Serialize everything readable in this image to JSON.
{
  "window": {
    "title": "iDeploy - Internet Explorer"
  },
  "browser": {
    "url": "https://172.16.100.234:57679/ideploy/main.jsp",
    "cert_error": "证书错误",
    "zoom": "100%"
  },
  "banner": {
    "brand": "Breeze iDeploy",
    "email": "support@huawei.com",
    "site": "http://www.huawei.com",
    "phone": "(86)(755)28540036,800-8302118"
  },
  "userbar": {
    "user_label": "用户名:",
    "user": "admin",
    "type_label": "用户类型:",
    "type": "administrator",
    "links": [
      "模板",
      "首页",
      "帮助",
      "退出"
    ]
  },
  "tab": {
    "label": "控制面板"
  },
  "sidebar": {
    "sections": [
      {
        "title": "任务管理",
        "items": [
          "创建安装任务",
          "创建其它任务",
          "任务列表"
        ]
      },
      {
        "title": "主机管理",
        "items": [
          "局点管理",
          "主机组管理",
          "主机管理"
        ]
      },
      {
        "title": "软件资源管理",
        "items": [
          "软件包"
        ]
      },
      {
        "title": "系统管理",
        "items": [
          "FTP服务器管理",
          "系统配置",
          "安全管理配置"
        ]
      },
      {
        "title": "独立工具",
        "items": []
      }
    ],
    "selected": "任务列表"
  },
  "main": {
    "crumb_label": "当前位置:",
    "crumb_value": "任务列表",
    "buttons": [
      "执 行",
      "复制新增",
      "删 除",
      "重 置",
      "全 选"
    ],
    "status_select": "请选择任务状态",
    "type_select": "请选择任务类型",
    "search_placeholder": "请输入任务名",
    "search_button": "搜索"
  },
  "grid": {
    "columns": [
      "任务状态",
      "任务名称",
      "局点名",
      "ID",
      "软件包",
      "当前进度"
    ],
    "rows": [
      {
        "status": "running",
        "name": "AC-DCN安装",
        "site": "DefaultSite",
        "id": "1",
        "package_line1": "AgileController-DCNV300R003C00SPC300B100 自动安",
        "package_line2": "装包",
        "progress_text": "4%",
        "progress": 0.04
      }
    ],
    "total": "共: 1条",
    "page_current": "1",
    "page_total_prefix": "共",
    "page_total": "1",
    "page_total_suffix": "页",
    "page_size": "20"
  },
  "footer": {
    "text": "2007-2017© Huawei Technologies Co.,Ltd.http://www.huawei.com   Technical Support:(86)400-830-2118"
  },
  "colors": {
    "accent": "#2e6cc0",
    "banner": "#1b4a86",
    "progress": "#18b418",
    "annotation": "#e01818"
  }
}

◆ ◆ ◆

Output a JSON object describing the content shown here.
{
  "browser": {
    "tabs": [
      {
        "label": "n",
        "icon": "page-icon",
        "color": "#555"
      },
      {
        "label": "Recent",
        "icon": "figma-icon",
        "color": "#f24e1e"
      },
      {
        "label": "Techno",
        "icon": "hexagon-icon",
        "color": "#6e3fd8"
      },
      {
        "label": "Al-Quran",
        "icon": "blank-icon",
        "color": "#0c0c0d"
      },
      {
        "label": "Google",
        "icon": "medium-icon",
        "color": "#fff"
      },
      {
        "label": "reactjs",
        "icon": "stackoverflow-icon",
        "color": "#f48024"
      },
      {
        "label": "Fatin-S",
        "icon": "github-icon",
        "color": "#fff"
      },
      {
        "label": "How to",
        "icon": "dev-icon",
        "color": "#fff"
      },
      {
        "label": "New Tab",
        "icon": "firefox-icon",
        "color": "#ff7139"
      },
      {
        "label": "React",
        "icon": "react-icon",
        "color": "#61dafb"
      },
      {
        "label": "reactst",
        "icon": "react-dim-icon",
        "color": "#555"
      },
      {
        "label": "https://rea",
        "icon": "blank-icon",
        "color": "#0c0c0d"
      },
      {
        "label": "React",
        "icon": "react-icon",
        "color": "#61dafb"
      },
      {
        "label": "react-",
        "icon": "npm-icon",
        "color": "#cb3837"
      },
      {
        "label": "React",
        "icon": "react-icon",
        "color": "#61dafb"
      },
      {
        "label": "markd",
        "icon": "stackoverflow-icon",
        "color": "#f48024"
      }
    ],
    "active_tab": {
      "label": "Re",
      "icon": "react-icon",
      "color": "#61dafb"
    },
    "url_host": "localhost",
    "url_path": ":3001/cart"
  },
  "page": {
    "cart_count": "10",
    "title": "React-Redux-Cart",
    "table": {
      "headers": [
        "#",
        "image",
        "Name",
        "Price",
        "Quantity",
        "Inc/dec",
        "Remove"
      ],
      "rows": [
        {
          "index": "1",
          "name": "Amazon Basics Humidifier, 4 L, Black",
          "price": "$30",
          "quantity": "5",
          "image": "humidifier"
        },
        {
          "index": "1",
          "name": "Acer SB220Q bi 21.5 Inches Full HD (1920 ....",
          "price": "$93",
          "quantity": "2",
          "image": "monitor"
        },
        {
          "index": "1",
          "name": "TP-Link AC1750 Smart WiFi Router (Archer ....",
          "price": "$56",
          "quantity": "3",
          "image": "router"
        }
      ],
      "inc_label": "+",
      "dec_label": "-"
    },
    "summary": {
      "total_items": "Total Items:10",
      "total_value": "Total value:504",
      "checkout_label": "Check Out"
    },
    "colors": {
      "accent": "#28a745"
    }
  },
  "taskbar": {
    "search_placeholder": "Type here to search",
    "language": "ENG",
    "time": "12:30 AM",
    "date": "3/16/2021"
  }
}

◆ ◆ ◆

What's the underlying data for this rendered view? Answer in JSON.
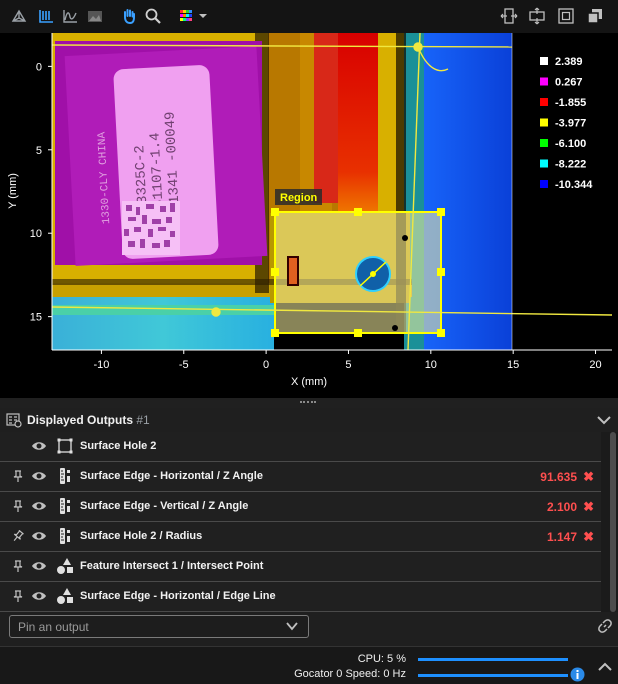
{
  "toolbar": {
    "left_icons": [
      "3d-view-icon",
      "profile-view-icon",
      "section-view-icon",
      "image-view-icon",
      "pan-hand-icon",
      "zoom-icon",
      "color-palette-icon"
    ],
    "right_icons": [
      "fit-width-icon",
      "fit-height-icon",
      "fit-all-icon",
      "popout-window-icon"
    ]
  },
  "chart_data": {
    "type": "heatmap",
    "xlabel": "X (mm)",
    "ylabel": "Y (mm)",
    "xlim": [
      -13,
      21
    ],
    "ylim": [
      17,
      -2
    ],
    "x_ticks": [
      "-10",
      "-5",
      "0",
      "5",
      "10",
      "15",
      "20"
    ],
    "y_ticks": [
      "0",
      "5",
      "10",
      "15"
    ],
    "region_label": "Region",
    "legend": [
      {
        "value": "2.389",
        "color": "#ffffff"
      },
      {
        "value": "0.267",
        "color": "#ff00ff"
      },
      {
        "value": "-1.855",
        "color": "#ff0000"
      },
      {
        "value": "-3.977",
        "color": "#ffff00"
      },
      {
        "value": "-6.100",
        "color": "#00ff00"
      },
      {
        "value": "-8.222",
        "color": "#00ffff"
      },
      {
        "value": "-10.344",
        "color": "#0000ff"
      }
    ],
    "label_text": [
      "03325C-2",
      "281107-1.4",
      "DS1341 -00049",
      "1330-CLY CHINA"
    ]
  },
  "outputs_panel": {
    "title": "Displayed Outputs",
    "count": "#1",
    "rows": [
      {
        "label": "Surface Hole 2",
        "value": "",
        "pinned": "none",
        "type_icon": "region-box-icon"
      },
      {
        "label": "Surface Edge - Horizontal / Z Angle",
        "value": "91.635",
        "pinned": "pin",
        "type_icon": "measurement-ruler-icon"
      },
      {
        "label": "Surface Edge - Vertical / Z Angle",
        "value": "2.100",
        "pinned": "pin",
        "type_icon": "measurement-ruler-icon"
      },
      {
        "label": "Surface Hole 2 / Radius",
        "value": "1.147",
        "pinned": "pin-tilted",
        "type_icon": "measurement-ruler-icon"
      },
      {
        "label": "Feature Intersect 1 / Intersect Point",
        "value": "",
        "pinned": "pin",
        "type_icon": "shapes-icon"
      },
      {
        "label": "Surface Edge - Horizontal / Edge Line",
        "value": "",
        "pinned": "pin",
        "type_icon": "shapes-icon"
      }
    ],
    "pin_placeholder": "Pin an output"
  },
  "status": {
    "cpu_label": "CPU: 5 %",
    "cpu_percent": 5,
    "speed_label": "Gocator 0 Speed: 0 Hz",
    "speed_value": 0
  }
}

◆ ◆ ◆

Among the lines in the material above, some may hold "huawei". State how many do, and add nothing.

> [Written response] 3